Lieutenant Colonel I C S Munro then wrote to Headquarters Southern Command on 15 December 1969 again reminding them that the matter of responsibility for repairs had still not been resolved and that if the decision was delayed much longer the matter would be academic as the memorial would collapse. 
Over ensuing years correspondence went back and forth between the Ministry of Defence, Netley and various headquarters, with very little progress, until on 19 May 1972 MOD wrote to various addresses stating that the City of Portsmouth did not want to acquire the memorial and that it should be demolished.
The Director General of the Army Medical Services (DGAMS) agreed with this proposal on 17 May 1972. It would be several months before the monument was demolished, on 30 January 1973 and the dedication panel was the only piece retained. The demolition was recorded in the Southern Evening Echo of 30 January 1973.
It was expected to find a glass bottle under the base containing documents inserted in it during the dedication in 1864 but all that was found in the bottle was mud but a metal identity disc was also found.
So the splendid monument that once stood in remembrance of those brave medical personnel who died during the Crimean campaign over 100 years before finally disappeared and the sole remaining panel was transported to Keogh Barracks where it was installed in the headquarters building.
When the Defence Medical Services Training Centre vacated Keogh Barracks in 2014 I had the panel removed from the headquarters building and moved to the museum.
Note: Documents referred to in footnotes 2 to11 can be found in RAMC/801/7/5 held in the archives of the Museum of Military Medicine.
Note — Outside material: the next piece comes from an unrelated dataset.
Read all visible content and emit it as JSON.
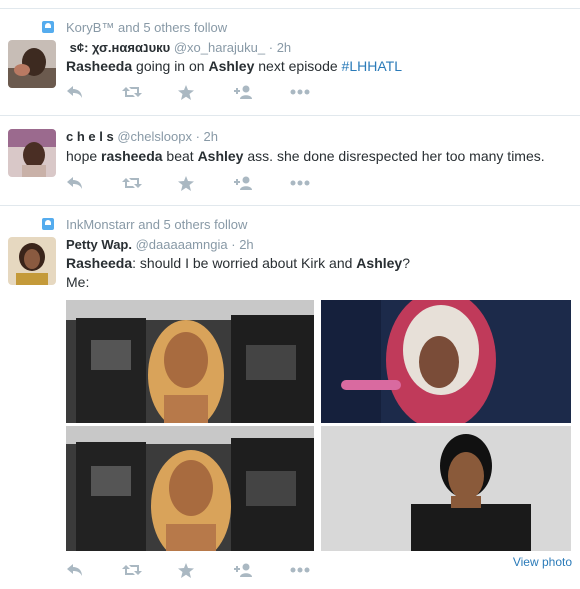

Army Medical Department Report for the Year 1863, (London: George E Eyre & William Spottiswoode, 1864)
Minutes of the Works Services Meeting held at the Royal Victoria Hospital Netley on Tuesday 7 June 1966.
 Hampshire Sub District letter 911/Q dated 5 September 1966 signed by W H Summers RO3
 Royal Victoria Hospital Letter dated 20 August 1968 to Area Office MPBW Bournemouth
 Ministry of Public Buildings and Works letter reference 6B/46100/D3 dated 29 October 1968 to Colonel Davies RVH Netley.
 Headquarters Southern Command letter Encl 5 to 14016 Qtg 3 dated 10 February 1969 from Major Latham to MOD Q2c (A)
 Director of Quartering (Army) 118/Hants/1210/Q2c (A) dated 11 June 1969 to Headquarters Southern Command
 Headquarters South East District 629/Q(Accn)(A) dated 2 July 1969
 Headquarters South East District 227/Q(Accn)(A) dated 15 December 1969 to HQ Southern Command
 MOD A/BR/234/AMD 1d dated 19 May 1972 to DGAMS
 Loose Minute A/BR/234/AMD 1d dated 17 May 1972 from PM Stoker-Murdy
Pete Starling MA, FRHistS.
The Officer's Mess was completed in 1867 and was built to accomodate the Officers who were visiting or worked in the hospital. It was converted into appartments in 1994 after being saved from demolition. It is now called Nightingale House, Nightingale Mews and Nightingale Walk and is a grade II listed building.
Back in 2003, some residents and guests got together in the Chapel to celebrate the 140th anniversary of H.M. Queen Victoria's visit in 1863. This article comes from the Hampshire magazine dated July 2003.